BEGIN
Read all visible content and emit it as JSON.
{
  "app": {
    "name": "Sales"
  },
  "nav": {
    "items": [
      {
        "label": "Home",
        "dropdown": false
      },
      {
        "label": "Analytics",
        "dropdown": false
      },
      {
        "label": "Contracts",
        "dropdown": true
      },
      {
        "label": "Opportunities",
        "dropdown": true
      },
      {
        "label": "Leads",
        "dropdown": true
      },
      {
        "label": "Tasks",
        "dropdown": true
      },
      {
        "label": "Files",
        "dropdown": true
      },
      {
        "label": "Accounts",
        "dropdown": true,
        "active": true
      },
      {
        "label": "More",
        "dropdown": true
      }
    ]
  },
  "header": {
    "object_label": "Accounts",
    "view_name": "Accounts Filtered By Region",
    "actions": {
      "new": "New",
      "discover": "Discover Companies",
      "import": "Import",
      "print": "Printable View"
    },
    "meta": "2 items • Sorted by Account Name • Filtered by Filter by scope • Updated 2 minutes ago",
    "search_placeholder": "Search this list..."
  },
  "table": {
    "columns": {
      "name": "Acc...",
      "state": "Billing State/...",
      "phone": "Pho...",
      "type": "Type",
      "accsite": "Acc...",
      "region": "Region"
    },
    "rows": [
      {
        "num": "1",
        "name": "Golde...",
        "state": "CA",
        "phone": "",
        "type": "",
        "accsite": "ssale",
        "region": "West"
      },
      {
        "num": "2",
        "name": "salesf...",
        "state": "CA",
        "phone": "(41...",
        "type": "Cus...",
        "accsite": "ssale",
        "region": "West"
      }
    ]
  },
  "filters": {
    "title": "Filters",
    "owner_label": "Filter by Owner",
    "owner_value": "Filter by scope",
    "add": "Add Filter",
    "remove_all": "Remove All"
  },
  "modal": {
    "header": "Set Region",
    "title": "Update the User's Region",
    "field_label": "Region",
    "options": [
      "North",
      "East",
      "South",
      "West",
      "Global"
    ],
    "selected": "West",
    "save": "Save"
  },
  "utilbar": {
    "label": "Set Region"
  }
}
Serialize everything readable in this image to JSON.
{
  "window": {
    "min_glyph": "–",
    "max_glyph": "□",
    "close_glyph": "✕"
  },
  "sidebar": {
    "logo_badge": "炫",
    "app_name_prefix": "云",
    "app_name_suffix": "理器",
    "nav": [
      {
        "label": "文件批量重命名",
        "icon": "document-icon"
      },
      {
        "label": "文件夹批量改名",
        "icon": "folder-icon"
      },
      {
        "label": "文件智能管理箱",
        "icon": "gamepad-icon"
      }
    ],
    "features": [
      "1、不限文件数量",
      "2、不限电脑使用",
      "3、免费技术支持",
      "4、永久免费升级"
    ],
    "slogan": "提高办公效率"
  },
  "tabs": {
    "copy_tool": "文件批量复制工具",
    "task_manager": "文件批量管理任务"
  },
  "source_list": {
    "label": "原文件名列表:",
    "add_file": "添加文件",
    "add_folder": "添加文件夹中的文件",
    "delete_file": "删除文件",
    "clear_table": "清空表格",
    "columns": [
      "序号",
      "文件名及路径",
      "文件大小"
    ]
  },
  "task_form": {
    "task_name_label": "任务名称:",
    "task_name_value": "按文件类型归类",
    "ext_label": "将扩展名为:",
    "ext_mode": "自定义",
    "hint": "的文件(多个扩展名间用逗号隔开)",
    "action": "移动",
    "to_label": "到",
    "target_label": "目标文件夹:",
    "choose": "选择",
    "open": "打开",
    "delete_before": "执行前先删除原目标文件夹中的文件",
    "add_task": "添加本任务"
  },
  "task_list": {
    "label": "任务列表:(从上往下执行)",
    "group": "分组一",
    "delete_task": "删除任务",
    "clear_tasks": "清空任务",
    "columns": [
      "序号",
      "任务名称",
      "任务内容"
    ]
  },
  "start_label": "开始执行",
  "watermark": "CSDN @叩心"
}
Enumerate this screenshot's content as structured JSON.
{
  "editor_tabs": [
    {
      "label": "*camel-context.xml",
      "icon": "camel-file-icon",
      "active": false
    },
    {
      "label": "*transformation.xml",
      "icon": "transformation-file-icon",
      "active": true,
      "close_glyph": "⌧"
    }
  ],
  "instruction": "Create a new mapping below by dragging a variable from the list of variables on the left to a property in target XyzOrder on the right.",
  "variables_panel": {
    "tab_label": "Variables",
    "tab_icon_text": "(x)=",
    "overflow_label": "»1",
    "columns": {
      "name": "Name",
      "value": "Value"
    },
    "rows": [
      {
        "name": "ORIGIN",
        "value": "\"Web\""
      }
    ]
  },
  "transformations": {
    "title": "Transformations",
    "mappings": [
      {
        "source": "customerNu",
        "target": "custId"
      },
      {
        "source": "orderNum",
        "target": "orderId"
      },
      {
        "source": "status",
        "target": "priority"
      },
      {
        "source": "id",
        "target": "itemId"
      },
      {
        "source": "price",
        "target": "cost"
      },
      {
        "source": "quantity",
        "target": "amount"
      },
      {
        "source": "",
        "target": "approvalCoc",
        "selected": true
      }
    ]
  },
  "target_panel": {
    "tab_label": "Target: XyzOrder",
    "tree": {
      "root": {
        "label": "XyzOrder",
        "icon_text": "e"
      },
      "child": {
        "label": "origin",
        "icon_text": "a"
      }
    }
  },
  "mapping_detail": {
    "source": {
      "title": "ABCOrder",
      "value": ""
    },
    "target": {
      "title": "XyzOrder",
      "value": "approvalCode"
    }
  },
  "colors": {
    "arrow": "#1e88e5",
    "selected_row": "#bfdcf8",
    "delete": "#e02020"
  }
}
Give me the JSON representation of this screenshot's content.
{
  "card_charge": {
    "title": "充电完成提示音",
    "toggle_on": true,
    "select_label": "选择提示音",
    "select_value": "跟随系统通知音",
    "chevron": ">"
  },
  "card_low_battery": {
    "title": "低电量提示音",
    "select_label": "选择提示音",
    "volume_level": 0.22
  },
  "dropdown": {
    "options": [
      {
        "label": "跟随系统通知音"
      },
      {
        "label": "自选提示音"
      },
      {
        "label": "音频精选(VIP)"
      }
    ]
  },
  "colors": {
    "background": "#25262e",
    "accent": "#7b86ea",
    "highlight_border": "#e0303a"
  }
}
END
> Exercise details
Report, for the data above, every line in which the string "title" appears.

> Output of the task
    "title": "Filters",
    "title": "Update the User's Region",
    "title": "Transformations",
      "title": "ABCOrder",
      "title": "XyzOrder",
    "title": "充电完成提示音",
    "title": "低电量提示音",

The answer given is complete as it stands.